Talk About the Effects of Cyberbullying

When it comes to kids, parents’ approval is everything. Because many of your students will not want to disappoint their parents, educating parents on online safety is key to keeping students safe. Let them know the dangers of inappropriate internet usage and ask parents to create an open and honest conversation with their child.

Advise them to bookmark safe, COPPA kids sites for young children so they have a set list of sites to visit. In the classroom, let them know that their internet activity at school may be shared with their parents and they should only browse sites approved by them.

  • Think before you share. Pause and think about if you are hurting or embarrassing someone else.
  • Speak up. When you notice a classmate engaging in cyberbullying, speak to a trusted adult for help.
  • Be respectful. When using a chat room or posting on a public platform, be mindful to respect others and treat others the way you want to be treated.


Reinforce What’s Private

Let your kids know that their personal information should always be kept private. A great acronym for remembering that information is “YAPPY,” which includes:

  • Your full name
  • Address 
  • Phone number
  • Passwords
  • Your plans 

Remind your children that they should never give out their passwords and should double-check with you if they’ve received an unfamiliar email asking them for information. The general rule of thumb for secure passwords is 14+ characters, no words or phrases and no important info included, like birthdays or hobbies.


Stick With Eebsites Verified With COPPA/CIPA

Make sure the sites you visit with your children are COPPA- and CIPA-compliant. You can find out if they are verified by checking their privacy policy page. 

If they are not compliant with these two acts, spend time auditing the site, keeping an eye on pop-up ads, questionnaires asking for information or any other questionable content. You can also download the Moz bar, a free tool that calculates the domain authority of a site. If it’s above 75 and looks kid-friendly, it’s probably OK.

A list of kid-friendly websites verified by COPPA


Make Internet Safety Fun

Teaching your kids about internet safety doesn’t have to be a snooze. In the modern age, there are many engaging tools to help kids become familiar with the benefits and threats of the web. 

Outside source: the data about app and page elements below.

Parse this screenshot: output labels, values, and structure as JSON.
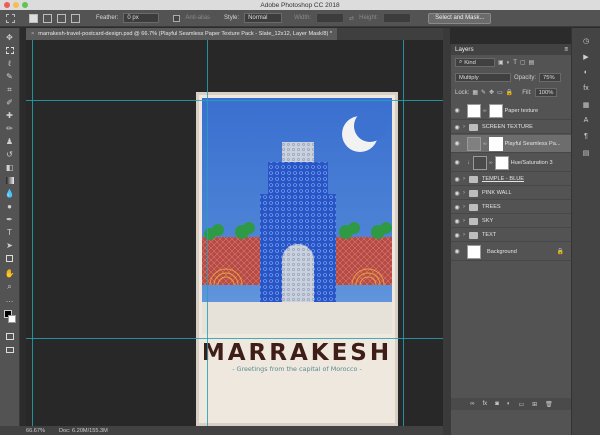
{
  "window": {
    "title": "Adobe Photoshop CC 2018"
  },
  "options_bar": {
    "feather_label": "Feather:",
    "feather_value": "0 px",
    "antialias_label": "Anti-alias",
    "style_label": "Style:",
    "style_value": "Normal",
    "width_label": "Width:",
    "height_label": "Height:",
    "select_mask_label": "Select and Mask..."
  },
  "document": {
    "tab_title": "marrakesh-travel-postcard-design.psd @ 66.7% (Playful Seamless Paper Texture Pack - Slate_12x12, Layer Mask/8) *",
    "poster_title": "MARRAKESH",
    "poster_subtitle": "- Greetings from the capital of Morocco -",
    "colors": {
      "sky_top": "#3a6fd0",
      "sky_bottom": "#5b93d9",
      "tower_blue": "#2755c8",
      "wall_red": "#b84b46",
      "tree_green": "#2f9a45",
      "title_brown": "#3f1e18",
      "guide_cyan": "#23a2b1"
    }
  },
  "status_bar": {
    "zoom": "66.67%",
    "doc": "Doc: 6.20M/155.3M"
  },
  "layers_panel": {
    "title": "Layers",
    "kind_filter": "Kind",
    "blend_mode": "Multiply",
    "opacity_label": "Opacity:",
    "opacity_value": "75%",
    "lock_label": "Lock:",
    "fill_label": "Fill:",
    "fill_value": "100%",
    "layers": [
      {
        "name": "Paper texture",
        "type": "mask-layer",
        "selected": false
      },
      {
        "name": "SCREEN TEXTURE",
        "type": "group",
        "selected": false
      },
      {
        "name": "Playful Seamless Pa...",
        "type": "mask-layer",
        "selected": true
      },
      {
        "name": "Hue/Saturation 3",
        "type": "adjustment",
        "selected": false
      },
      {
        "name": "TEMPLE - BLUE",
        "type": "group",
        "selected": false,
        "underline": true
      },
      {
        "name": "PINK WALL",
        "type": "group",
        "selected": false
      },
      {
        "name": "TREES",
        "type": "group",
        "selected": false
      },
      {
        "name": "SKY",
        "type": "group",
        "selected": false
      },
      {
        "name": "TEXT",
        "type": "group",
        "selected": false
      },
      {
        "name": "Background",
        "type": "background",
        "selected": false,
        "locked": true
      }
    ]
  },
  "icons": {
    "tools": [
      "move-icon",
      "marquee-icon",
      "lasso-icon",
      "quick-select-icon",
      "crop-icon",
      "eyedropper-icon",
      "healing-icon",
      "brush-icon",
      "stamp-icon",
      "history-brush-icon",
      "eraser-icon",
      "gradient-icon",
      "blur-icon",
      "dodge-icon",
      "pen-icon",
      "type-icon",
      "path-select-icon",
      "shape-icon",
      "hand-icon",
      "zoom-icon",
      "more-icon",
      "color-swatches",
      "quick-mask-icon",
      "screen-mode-icon"
    ],
    "right_dock": [
      "history-icon",
      "properties-icon",
      "adjustments-icon",
      "styles-icon",
      "swatches-icon",
      "character-icon",
      "paragraph-icon",
      "libraries-icon"
    ]
  }
}
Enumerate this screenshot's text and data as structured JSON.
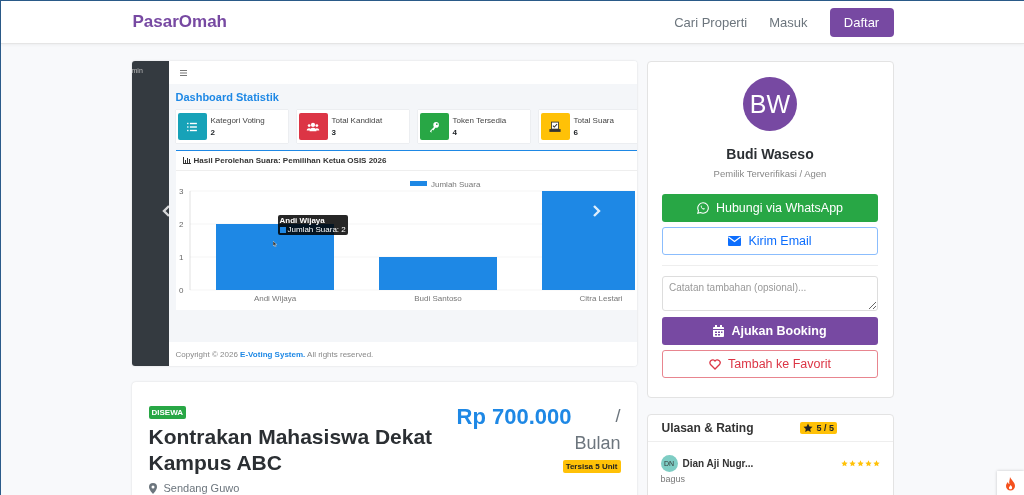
{
  "navbar": {
    "brand": "PasarOmah",
    "links": [
      {
        "label": "Cari Properti"
      },
      {
        "label": "Masuk"
      }
    ],
    "register_button": "Daftar"
  },
  "gallery": {
    "screenshot": {
      "sidebar_text": "min",
      "page_title": "Dashboard Statistik",
      "stats": [
        {
          "label": "Kategori Voting",
          "value": "2",
          "color": "#17a2b8",
          "kind": "list"
        },
        {
          "label": "Total Kandidat",
          "value": "3",
          "color": "#dc3545",
          "kind": "users"
        },
        {
          "label": "Token Tersedia",
          "value": "4",
          "color": "#28a745",
          "kind": "key"
        },
        {
          "label": "Total Suara",
          "value": "6",
          "color": "#ffc107",
          "kind": "ballot"
        }
      ],
      "chart_title": "Hasil Perolehan Suara: Pemilihan Ketua OSIS 2026",
      "chart_data": {
        "type": "bar",
        "categories": [
          "Andi Wijaya",
          "Budi Santoso",
          "Citra Lestari"
        ],
        "series": [
          {
            "name": "Jumlah Suara",
            "color": "#1e88e5",
            "values": [
              2,
              1,
              3
            ]
          }
        ],
        "ylim": [
          0,
          3
        ],
        "yticks": [
          0,
          1,
          2,
          3
        ]
      },
      "tooltip": {
        "title": "Andi Wijaya",
        "body": "Jumlah Suara: 2"
      },
      "footer": {
        "prefix": "Copyright © 2026",
        "link": "E-Voting System.",
        "suffix": "All rights reserved."
      }
    }
  },
  "listing": {
    "status_badge": "DISEWA",
    "title": "Kontrakan Mahasiswa Dekat Kampus ABC",
    "price": "Rp 700.000",
    "price_unit": "/ Bulan",
    "availability_badge": "Tersisa 5 Unit",
    "location": "Sendang Guwo"
  },
  "owner": {
    "initials": "BW",
    "name": "Budi Waseso",
    "role": "Pemilik Terverifikasi / Agen",
    "whatsapp_button": "Hubungi via WhatsApp",
    "email_button": "Kirim Email",
    "note_placeholder": "Catatan tambahan (opsional)...",
    "booking_button": "Ajukan Booking",
    "favorite_button": "Tambah ke Favorit"
  },
  "reviews": {
    "title": "Ulasan & Rating",
    "rating_badge": "5 / 5",
    "items": [
      {
        "initials": "DN",
        "name": "Dian Aji Nugr...",
        "stars": 5,
        "comment": "bagus"
      }
    ]
  }
}
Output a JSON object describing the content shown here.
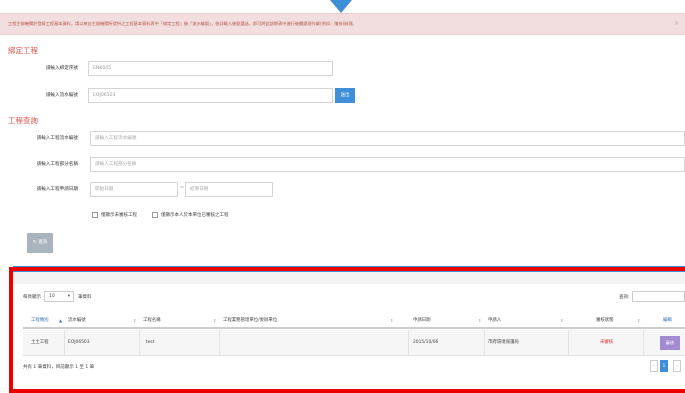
{
  "alert": {
    "text": "工程主辦機關於登錄工程基本資料，請以來自主辦機關所提供之工程基本資料表中「綁定工程」後「流水編號」，依詳輸入後點選送，即可將此該期表中進行後續處理作業(例如：稽核)辦理。",
    "close": "×"
  },
  "bind_section": {
    "title": "綁定工程",
    "label_cert": "請輸入綁定序號",
    "value_cert": "ENK045",
    "label_serial": "請輸入流水編號",
    "value_serial": "EOJ06503",
    "submit": "送出"
  },
  "query_section": {
    "title": "工程查詢",
    "label_serial": "請輸入工程流水編號",
    "placeholder_serial": "請輸入工程流水編號",
    "label_name": "請輸入工程部分名稱",
    "placeholder_name": "請輸入工程部分名稱",
    "label_date": "請輸入工程申請日期",
    "placeholder_start": "開始日期",
    "tilde": "~",
    "placeholder_end": "結束日期",
    "check1": "僅顯示未審核工程",
    "check2": "僅顯示本人於本單位已審核之工程",
    "search_button": "查詢"
  },
  "table": {
    "length_prefix": "每頁顯示",
    "length_value": "10",
    "length_suffix": "筆資料",
    "search_label": "查詢:",
    "columns": [
      "工程類別",
      "流水編號",
      "工程名稱",
      "工程業務管理單位/委辦單位",
      "申請日期",
      "申請人",
      "審核狀態",
      "編輯"
    ],
    "rows": [
      {
        "category": "土土工程",
        "serial": "EOJ06503",
        "name": "test",
        "unit": "",
        "date": "2015/10/06",
        "applicant": "市府環境保護局",
        "status": "未審核",
        "action": "審核"
      }
    ],
    "info": "共有 1 筆資料，目前顯示 1 至 1 筆",
    "pager": [
      "‹",
      "1",
      "›"
    ]
  },
  "colors": {
    "accent_blue": "#3e8fd8",
    "highlight_red": "#ee0000",
    "status_red": "#ee3333",
    "section_red": "#d9534f"
  }
}
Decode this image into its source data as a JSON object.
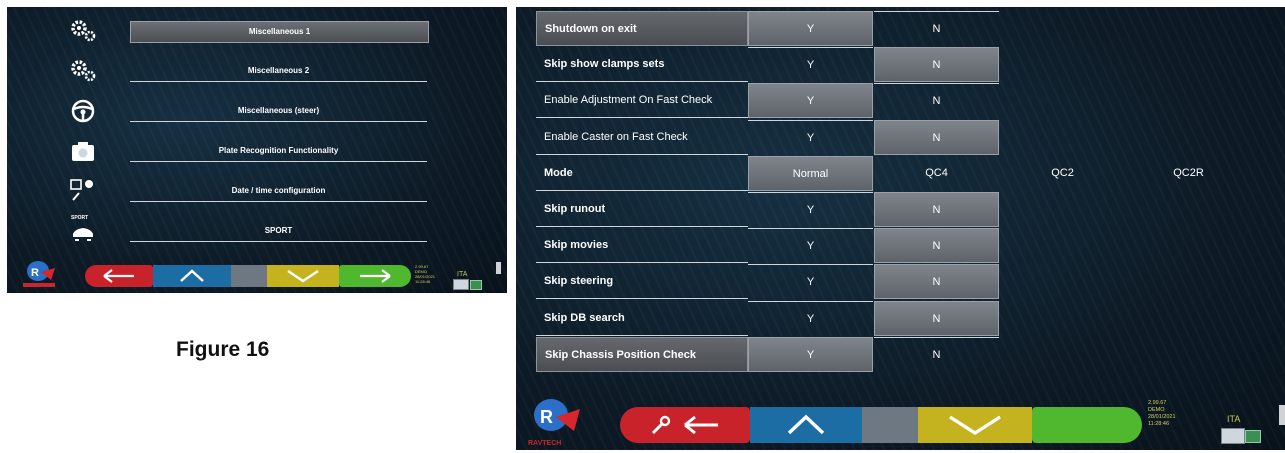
{
  "left_menu": {
    "items": [
      {
        "label": "Miscellaneous 1",
        "icon": "gears-icon",
        "selected": true
      },
      {
        "label": "Miscellaneous 2",
        "icon": "gears-icon",
        "selected": false
      },
      {
        "label": "Miscellaneous (steer)",
        "icon": "steering-wheel-icon",
        "selected": false
      },
      {
        "label": "Plate Recognition Functionality",
        "icon": "camera-icon",
        "selected": false
      },
      {
        "label": "Date / time configuration",
        "icon": "calendar-clock-icon",
        "selected": false
      },
      {
        "label": "SPORT",
        "icon": "sport-car-icon",
        "selected": false
      }
    ],
    "sport_icon_text": "SPORT"
  },
  "status": {
    "version": "2.99.67",
    "mode": "DEMO",
    "date": "28/01/2021",
    "time_left": "11:28:46",
    "time_right": "11:28:46",
    "language": "ITA"
  },
  "caption": "Figure 16",
  "settings": {
    "rows": [
      {
        "label": "Shutdown on exit",
        "bold": true,
        "options": [
          "Y",
          "N"
        ],
        "selected": 0
      },
      {
        "label": "Skip show clamps sets",
        "bold": true,
        "options": [
          "Y",
          "N"
        ],
        "selected": 1
      },
      {
        "label": "Enable Adjustment On Fast Check",
        "bold": false,
        "options": [
          "Y",
          "N"
        ],
        "selected": 0
      },
      {
        "label": "Enable Caster on Fast Check",
        "bold": false,
        "options": [
          "Y",
          "N"
        ],
        "selected": 1
      },
      {
        "label": "Mode",
        "bold": true,
        "options": [
          "Normal",
          "QC4",
          "QC2",
          "QC2R"
        ],
        "selected": 0
      },
      {
        "label": "Skip runout",
        "bold": true,
        "options": [
          "Y",
          "N"
        ],
        "selected": 1
      },
      {
        "label": "Skip movies",
        "bold": true,
        "options": [
          "Y",
          "N"
        ],
        "selected": 1
      },
      {
        "label": "Skip steering",
        "bold": true,
        "options": [
          "Y",
          "N"
        ],
        "selected": 1
      },
      {
        "label": "Skip DB search",
        "bold": true,
        "options": [
          "Y",
          "N"
        ],
        "selected": 1
      },
      {
        "label": "Skip Chassis Position Check",
        "bold": true,
        "options": [
          "Y",
          "N"
        ],
        "selected": 0
      }
    ]
  },
  "logo_text": "RAVTECH",
  "colors": {
    "red": "#c8222a",
    "blue": "#1c6da3",
    "gray": "#6e7882",
    "yellow": "#c4b31e",
    "green": "#4fb82f"
  }
}
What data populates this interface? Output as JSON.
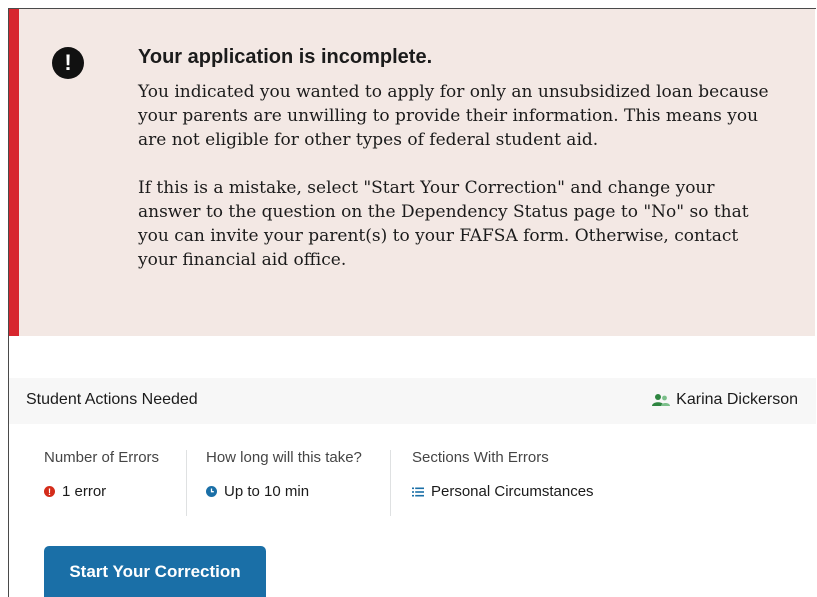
{
  "alert": {
    "icon": "exclamation-circle-icon",
    "title": "Your application is incomplete.",
    "paragraph1": "You indicated you wanted to apply for only an unsubsidized loan because your parents are unwilling to provide their information. This means you are not eligible for other types of federal student aid.",
    "paragraph2": "If this is a mistake, select \"Start Your Correction\" and change your answer to the question on the Dependency Status page to \"No\" so that you can invite your parent(s) to your FAFSA form. Otherwise, contact your financial aid office.",
    "accent_color": "#d7262e",
    "background_color": "#f3e8e4"
  },
  "actions": {
    "title": "Student Actions Needed",
    "user_icon": "users-icon",
    "user_name": "Karina Dickerson"
  },
  "stats": {
    "errors_label": "Number of Errors",
    "errors_value": "1 error",
    "errors_icon": "exclamation-icon",
    "time_label": "How long will this take?",
    "time_value": "Up to 10 min",
    "time_icon": "clock-icon",
    "sections_label": "Sections With Errors",
    "sections_value": "Personal Circumstances",
    "sections_icon": "list-icon"
  },
  "cta": {
    "label": "Start Your Correction",
    "color": "#1a6fa7"
  }
}
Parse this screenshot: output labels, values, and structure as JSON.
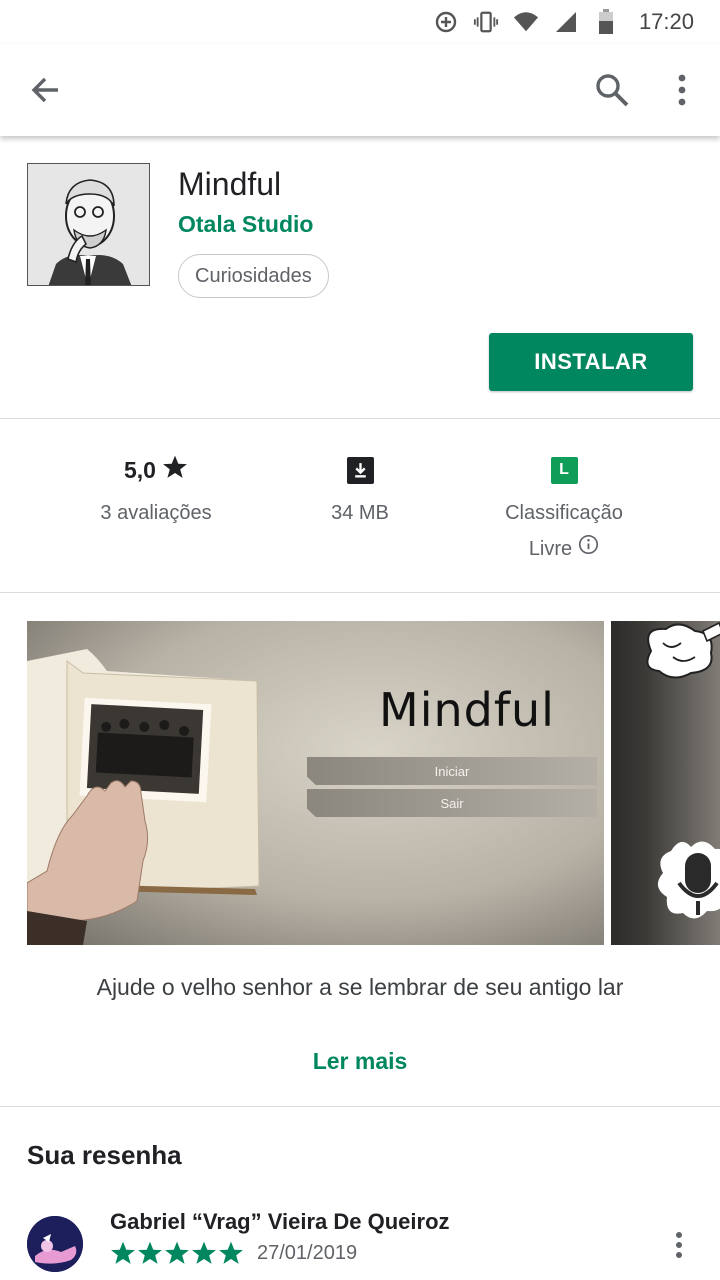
{
  "status_bar": {
    "time": "17:20"
  },
  "app": {
    "title": "Mindful",
    "developer": "Otala Studio",
    "category": "Curiosidades",
    "install_label": "INSTALAR"
  },
  "stats": {
    "rating_value": "5,0",
    "rating_count": "3 avaliações",
    "size": "34 MB",
    "content_rating_badge": "L",
    "content_rating_line1": "Classificação",
    "content_rating_line2": "Livre"
  },
  "screenshot": {
    "game_title": "Mindful",
    "menu_start": "Iniciar",
    "menu_exit": "Sair"
  },
  "description": "Ajude o velho senhor a se lembrar de seu antigo lar",
  "read_more": "Ler mais",
  "review_section": {
    "title": "Sua resenha",
    "reviewer": "Gabriel “Vrag” Vieira De Queiroz",
    "stars": 5,
    "date": "27/01/2019"
  },
  "colors": {
    "accent": "#01875f",
    "rating_badge": "#0f9d58"
  },
  "icons": [
    "add-circle-icon",
    "vibrate-icon",
    "wifi-icon",
    "signal-icon",
    "battery-icon",
    "back-arrow-icon",
    "search-icon",
    "more-vert-icon",
    "star-icon",
    "download-icon",
    "info-icon"
  ]
}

For example, Google’s Interland is a great resource that doubles as a fantasy game with video game graphics and questions and answers relating to cyber safety. The “villains” in the game pose as users’ friends or family members, or ask them to give them personal information. The game also gives kids incentive to do the right thing by distributing points to those who “do the right thing.”


Practice What You Preach

As a parent, it’s essential that you maintain a flawless social media presence. Keep all profiles private and ensure that your accounts are clear of any photos containing alcohol, inappropriate language or content. 

  • By following these internet safety tips for kids, you can ensure your child is on the right track to becoming a responsible digital citizen. Always encourage open discussion and let them know they are always welcome to discuss any web content that may make them uncomfortable or unsure. You should also use a trusted antivirus software solution to protect your family from the threats you can’t see so easily, like viruses and malware.